▶ WHAT THE TASK ASKS
Please print the records below exactly as they are.
[Start of Attachment]
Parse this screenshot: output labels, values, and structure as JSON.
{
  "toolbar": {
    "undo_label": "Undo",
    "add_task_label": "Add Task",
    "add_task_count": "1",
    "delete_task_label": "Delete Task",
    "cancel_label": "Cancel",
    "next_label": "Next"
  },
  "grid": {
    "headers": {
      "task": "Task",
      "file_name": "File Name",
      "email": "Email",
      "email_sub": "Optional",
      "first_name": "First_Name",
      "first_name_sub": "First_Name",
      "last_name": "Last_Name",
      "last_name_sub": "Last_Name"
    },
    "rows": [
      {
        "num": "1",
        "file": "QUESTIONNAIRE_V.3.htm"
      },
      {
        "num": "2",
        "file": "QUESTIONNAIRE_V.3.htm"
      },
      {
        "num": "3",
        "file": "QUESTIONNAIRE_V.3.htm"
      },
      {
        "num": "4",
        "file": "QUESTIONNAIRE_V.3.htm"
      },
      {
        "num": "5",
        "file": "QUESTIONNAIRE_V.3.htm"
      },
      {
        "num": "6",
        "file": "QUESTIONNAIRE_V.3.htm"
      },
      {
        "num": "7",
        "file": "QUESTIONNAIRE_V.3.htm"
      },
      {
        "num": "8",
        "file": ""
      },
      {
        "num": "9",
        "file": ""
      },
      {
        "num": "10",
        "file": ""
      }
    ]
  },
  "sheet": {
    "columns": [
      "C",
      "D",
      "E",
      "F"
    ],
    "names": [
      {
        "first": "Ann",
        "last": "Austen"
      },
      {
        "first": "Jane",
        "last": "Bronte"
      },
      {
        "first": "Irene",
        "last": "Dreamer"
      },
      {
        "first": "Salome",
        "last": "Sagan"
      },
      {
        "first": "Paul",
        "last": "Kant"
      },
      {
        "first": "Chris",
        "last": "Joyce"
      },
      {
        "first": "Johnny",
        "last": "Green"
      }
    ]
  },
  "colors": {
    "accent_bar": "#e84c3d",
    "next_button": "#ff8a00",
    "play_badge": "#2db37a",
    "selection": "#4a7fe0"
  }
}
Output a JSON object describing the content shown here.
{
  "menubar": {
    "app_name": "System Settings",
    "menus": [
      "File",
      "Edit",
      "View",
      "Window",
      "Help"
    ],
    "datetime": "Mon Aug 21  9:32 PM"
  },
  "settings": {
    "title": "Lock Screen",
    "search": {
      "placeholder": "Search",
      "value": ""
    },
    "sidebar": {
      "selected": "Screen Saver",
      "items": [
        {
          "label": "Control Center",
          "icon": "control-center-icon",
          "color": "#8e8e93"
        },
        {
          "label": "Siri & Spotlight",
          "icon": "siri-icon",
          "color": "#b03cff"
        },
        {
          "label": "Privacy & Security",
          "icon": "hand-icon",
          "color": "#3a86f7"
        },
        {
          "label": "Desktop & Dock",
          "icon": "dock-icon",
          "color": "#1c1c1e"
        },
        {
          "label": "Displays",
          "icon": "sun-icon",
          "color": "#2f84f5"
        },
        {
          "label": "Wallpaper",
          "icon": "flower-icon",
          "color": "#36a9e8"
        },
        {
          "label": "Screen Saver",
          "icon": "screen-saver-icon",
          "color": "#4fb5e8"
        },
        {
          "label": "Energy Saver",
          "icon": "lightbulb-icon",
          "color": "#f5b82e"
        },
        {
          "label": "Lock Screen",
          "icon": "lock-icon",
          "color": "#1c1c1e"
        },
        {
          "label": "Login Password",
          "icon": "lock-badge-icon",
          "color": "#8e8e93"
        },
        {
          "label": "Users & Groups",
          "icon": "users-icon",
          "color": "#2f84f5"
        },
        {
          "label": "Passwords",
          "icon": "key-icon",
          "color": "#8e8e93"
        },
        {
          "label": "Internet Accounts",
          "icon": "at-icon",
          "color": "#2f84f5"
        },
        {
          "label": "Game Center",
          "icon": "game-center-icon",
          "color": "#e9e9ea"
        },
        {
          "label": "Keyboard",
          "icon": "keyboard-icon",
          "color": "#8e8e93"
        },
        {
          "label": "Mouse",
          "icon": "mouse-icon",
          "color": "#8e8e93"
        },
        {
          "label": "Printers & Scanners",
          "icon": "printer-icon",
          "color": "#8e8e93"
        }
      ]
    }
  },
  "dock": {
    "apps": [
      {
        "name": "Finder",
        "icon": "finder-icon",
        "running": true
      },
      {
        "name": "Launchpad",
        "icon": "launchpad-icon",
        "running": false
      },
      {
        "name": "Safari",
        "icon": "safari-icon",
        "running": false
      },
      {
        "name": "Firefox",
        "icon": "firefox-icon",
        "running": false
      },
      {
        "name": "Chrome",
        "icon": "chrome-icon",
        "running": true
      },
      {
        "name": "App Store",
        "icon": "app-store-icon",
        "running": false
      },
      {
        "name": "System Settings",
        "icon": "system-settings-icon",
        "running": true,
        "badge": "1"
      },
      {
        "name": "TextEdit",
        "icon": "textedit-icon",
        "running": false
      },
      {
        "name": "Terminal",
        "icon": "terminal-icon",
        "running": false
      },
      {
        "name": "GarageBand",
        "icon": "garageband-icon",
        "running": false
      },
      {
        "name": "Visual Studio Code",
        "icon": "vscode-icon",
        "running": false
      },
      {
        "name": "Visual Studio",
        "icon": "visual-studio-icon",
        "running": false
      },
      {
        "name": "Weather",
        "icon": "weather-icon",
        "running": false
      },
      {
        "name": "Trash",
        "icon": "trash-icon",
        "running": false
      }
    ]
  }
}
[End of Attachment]
▶ ANSWER TO THE PROBLEM
Parse this screenshot: output labels, values, and structure as JSON.
{
  "toolbar": {
    "undo_label": "Undo",
    "add_task_label": "Add Task",
    "add_task_count": "1",
    "delete_task_label": "Delete Task",
    "cancel_label": "Cancel",
    "next_label": "Next"
  },
  "grid": {
    "headers": {
      "task": "Task",
      "file_name": "File Name",
      "email": "Email",
      "email_sub": "Optional",
      "first_name": "First_Name",
      "first_name_sub": "First_Name",
      "last_name": "Last_Name",
      "last_name_sub": "Last_Name"
    },
    "rows": [
      {
        "num": "1",
        "file": "QUESTIONNAIRE_V.3.htm"
      },
      {
        "num": "2",
        "file": "QUESTIONNAIRE_V.3.htm"
      },
      {
        "num": "3",
        "file": "QUESTIONNAIRE_V.3.htm"
      },
      {
        "num": "4",
        "file": "QUESTIONNAIRE_V.3.htm"
      },
      {
        "num": "5",
        "file": "QUESTIONNAIRE_V.3.htm"
      },
      {
        "num": "6",
        "file": "QUESTIONNAIRE_V.3.htm"
      },
      {
        "num": "7",
        "file": "QUESTIONNAIRE_V.3.htm"
      },
      {
        "num": "8",
        "file": ""
      },
      {
        "num": "9",
        "file": ""
      },
      {
        "num": "10",
        "file": ""
      }
    ]
  },
  "sheet": {
    "columns": [
      "C",
      "D",
      "E",
      "F"
    ],
    "names": [
      {
        "first": "Ann",
        "last": "Austen"
      },
      {
        "first": "Jane",
        "last": "Bronte"
      },
      {
        "first": "Irene",
        "last": "Dreamer"
      },
      {
        "first": "Salome",
        "last": "Sagan"
      },
      {
        "first": "Paul",
        "last": "Kant"
      },
      {
        "first": "Chris",
        "last": "Joyce"
      },
      {
        "first": "Johnny",
        "last": "Green"
      }
    ]
  },
  "colors": {
    "accent_bar": "#e84c3d",
    "next_button": "#ff8a00",
    "play_badge": "#2db37a",
    "selection": "#4a7fe0"
  }
}
Output a JSON object describing the content shown here.
{
  "menubar": {
    "app_name": "System Settings",
    "menus": [
      "File",
      "Edit",
      "View",
      "Window",
      "Help"
    ],
    "datetime": "Mon Aug 21  9:32 PM"
  },
  "settings": {
    "title": "Lock Screen",
    "search": {
      "placeholder": "Search",
      "value": ""
    },
    "sidebar": {
      "selected": "Screen Saver",
      "items": [
        {
          "label": "Control Center",
          "icon": "control-center-icon",
          "color": "#8e8e93"
        },
        {
          "label": "Siri & Spotlight",
          "icon": "siri-icon",
          "color": "#b03cff"
        },
        {
          "label": "Privacy & Security",
          "icon": "hand-icon",
          "color": "#3a86f7"
        },
        {
          "label": "Desktop & Dock",
          "icon": "dock-icon",
          "color": "#1c1c1e"
        },
        {
          "label": "Displays",
          "icon": "sun-icon",
          "color": "#2f84f5"
        },
        {
          "label": "Wallpaper",
          "icon": "flower-icon",
          "color": "#36a9e8"
        },
        {
          "label": "Screen Saver",
          "icon": "screen-saver-icon",
          "color": "#4fb5e8"
        },
        {
          "label": "Energy Saver",
          "icon": "lightbulb-icon",
          "color": "#f5b82e"
        },
        {
          "label": "Lock Screen",
          "icon": "lock-icon",
          "color": "#1c1c1e"
        },
        {
          "label": "Login Password",
          "icon": "lock-badge-icon",
          "color": "#8e8e93"
        },
        {
          "label": "Users & Groups",
          "icon": "users-icon",
          "color": "#2f84f5"
        },
        {
          "label": "Passwords",
          "icon": "key-icon",
          "color": "#8e8e93"
        },
        {
          "label": "Internet Accounts",
          "icon": "at-icon",
          "color": "#2f84f5"
        },
        {
          "label": "Game Center",
          "icon": "game-center-icon",
          "color": "#e9e9ea"
        },
        {
          "label": "Keyboard",
          "icon": "keyboard-icon",
          "color": "#8e8e93"
        },
        {
          "label": "Mouse",
          "icon": "mouse-icon",
          "color": "#8e8e93"
        },
        {
          "label": "Printers & Scanners",
          "icon": "printer-icon",
          "color": "#8e8e93"
        }
      ]
    }
  },
  "dock": {
    "apps": [
      {
        "name": "Finder",
        "icon": "finder-icon",
        "running": true
      },
      {
        "name": "Launchpad",
        "icon": "launchpad-icon",
        "running": false
      },
      {
        "name": "Safari",
        "icon": "safari-icon",
        "running": false
      },
      {
        "name": "Firefox",
        "icon": "firefox-icon",
        "running": false
      },
      {
        "name": "Chrome",
        "icon": "chrome-icon",
        "running": true
      },
      {
        "name": "App Store",
        "icon": "app-store-icon",
        "running": false
      },
      {
        "name": "System Settings",
        "icon": "system-settings-icon",
        "running": true,
        "badge": "1"
      },
      {
        "name": "TextEdit",
        "icon": "textedit-icon",
        "running": false
      },
      {
        "name": "Terminal",
        "icon": "terminal-icon",
        "running": false
      },
      {
        "name": "GarageBand",
        "icon": "garageband-icon",
        "running": false
      },
      {
        "name": "Visual Studio Code",
        "icon": "vscode-icon",
        "running": false
      },
      {
        "name": "Visual Studio",
        "icon": "visual-studio-icon",
        "running": false
      },
      {
        "name": "Weather",
        "icon": "weather-icon",
        "running": false
      },
      {
        "name": "Trash",
        "icon": "trash-icon",
        "running": false
      }
    ]
  }
}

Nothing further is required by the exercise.